ABOUT THIS TASK: Repeat every record exactly as written, but leave out the pictures.
━━━━━ DATA TO EXAMINE
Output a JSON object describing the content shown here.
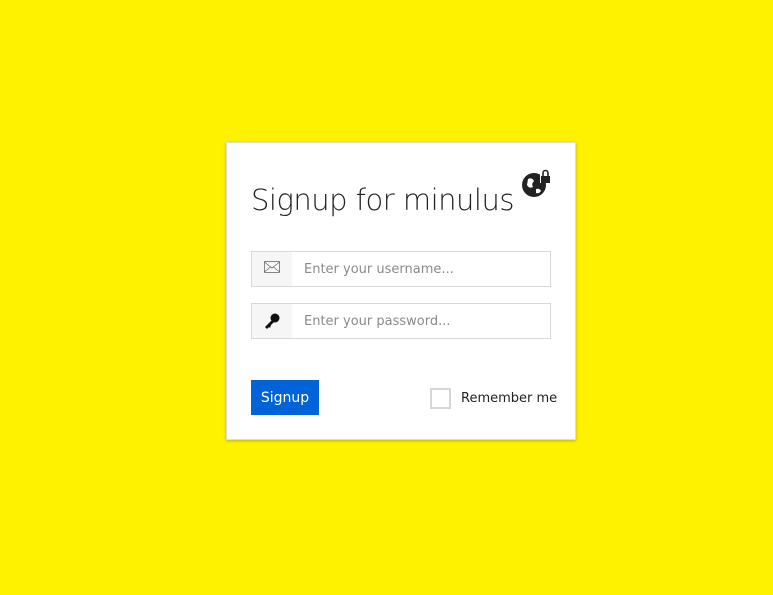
{
  "title": "Signup for minulus",
  "icons": {
    "brand": "globe-lock-icon",
    "username": "envelope-icon",
    "password": "key-icon"
  },
  "username": {
    "value": "",
    "placeholder": "Enter your username..."
  },
  "password": {
    "value": "",
    "placeholder": "Enter your password..."
  },
  "signup_label": "Signup",
  "remember": {
    "label": "Remember me",
    "checked": false
  },
  "colors": {
    "background": "#fff200",
    "accent": "#0064d8"
  }
}
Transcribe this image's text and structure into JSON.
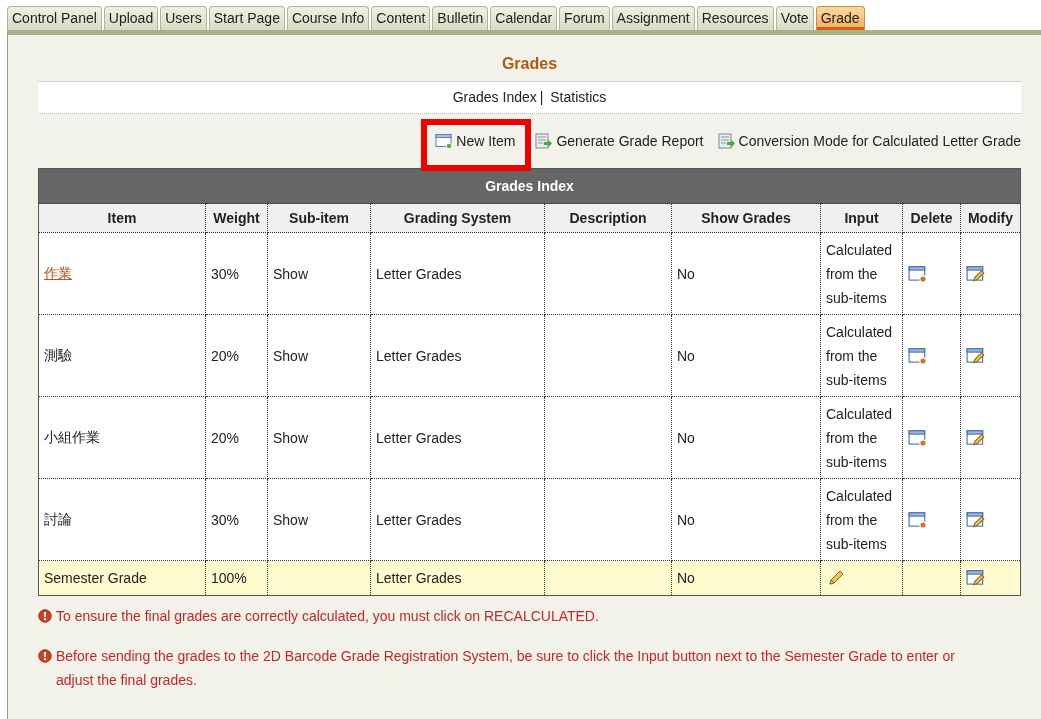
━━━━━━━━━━
ANSWER SPACE:
Output a JSON object describing the content shown here.
{
  "title": "Signup for minulus",
  "icons": {
    "brand": "globe-lock-icon",
    "username": "envelope-icon",
    "password": "key-icon"
  },
  "username": {
    "value": "",
    "placeholder": "Enter your username..."
  },
  "password": {
    "value": "",
    "placeholder": "Enter your password..."
  },
  "signup_label": "Signup",
  "remember": {
    "label": "Remember me",
    "checked": false
  },
  "colors": {
    "background": "#fff200",
    "accent": "#0064d8"
  }
}
Transcribe this image's text and structure into JSON.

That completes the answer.